Life of Pi by Yann Martel
Pi Patel and his family are shipping the exotic contents of a private zoo across the Pacific Ocean when the ship goes down. Pi manages to find himself on a lifeboat with a hungry Bengal tiger. He spends days of hardship at the sea with aggressive cat. The story was thick with religious symbols, on top of the very obvious man vs nature. Pi spends so much time struggling to survive on open water, the reader begins to think, safety will never ever be found. Then without warning, Pi's on land.
My first reaction was to the abrupt transition between Sea and Land was: "Did I doze off?" It happens, you stay up late reading, fall asleep for a few minutes... Maybe a lock of hair bumps the kindle and it jumps ahead... But, no: There is the last sentence I remember reading and here we are on land. When Yann Martel got bored of preaching religious acceptance and ran out of things for a little Indian boy and a tiger to do at sea, he dumped them on a beach in Mexico. I rated this book highly because I did indeed enjoy the overall message of the book and the writing was nearly flawless. But again, perception matters.
Unlike with Twilight, which had very little substance start to finish, Life of Pi was filled with substance. Martel put so much work into his prose, into his viewpoints and then -- Gave up. A book so heavily bogged down with effort to end in effortlessness, left me feeling slightly bitter. Not unlike my response to romantic tragedies, I felt slightly cheated by the use of Deus ex Machina (not that I think romantic tragedies are D-e-M, but imagine how different things would have been if Romeo and Juliet had tried to be honest and had a higher appreciation for life).
Deus ex Machina. Is it good or bad? Like many things in life it depends on its usage and the court of public opinion. In theory, I think it's bad. Writers ought to put as much thought into an ending as the beginning. In reality, I don't always mark down the literary device, if it gets me the ending my heart desired. I'm greedy like that.

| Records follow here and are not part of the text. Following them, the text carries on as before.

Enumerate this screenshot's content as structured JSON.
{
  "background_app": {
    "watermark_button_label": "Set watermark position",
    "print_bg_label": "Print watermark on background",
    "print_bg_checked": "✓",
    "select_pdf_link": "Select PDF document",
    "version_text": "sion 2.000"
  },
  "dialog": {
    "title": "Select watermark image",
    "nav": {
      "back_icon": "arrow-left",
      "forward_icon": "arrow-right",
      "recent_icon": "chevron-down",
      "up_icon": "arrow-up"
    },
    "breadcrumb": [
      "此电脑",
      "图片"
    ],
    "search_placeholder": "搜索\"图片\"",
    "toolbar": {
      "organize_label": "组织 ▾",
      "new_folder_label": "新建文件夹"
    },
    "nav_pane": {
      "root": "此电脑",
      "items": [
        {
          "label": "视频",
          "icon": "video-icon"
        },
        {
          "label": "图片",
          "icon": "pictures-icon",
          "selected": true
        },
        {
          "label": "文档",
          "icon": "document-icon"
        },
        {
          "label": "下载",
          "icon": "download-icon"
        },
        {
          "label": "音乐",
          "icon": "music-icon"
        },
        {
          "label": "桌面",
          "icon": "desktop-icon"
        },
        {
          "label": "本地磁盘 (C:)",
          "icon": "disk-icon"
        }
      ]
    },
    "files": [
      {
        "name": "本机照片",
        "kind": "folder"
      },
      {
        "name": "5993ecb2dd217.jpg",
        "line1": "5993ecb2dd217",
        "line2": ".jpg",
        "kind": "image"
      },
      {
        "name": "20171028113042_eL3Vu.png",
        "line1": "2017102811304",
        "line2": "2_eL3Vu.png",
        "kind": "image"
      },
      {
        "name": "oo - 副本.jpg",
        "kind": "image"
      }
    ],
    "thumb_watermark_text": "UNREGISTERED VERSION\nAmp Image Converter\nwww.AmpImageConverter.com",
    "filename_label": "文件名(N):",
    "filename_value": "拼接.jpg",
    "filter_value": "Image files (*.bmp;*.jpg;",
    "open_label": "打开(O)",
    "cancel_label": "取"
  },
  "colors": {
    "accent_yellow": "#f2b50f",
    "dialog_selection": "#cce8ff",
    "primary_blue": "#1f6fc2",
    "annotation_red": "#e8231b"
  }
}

Got any examples of Deus ex Machina? Ever had trouble objectively rating a great story a bad ending?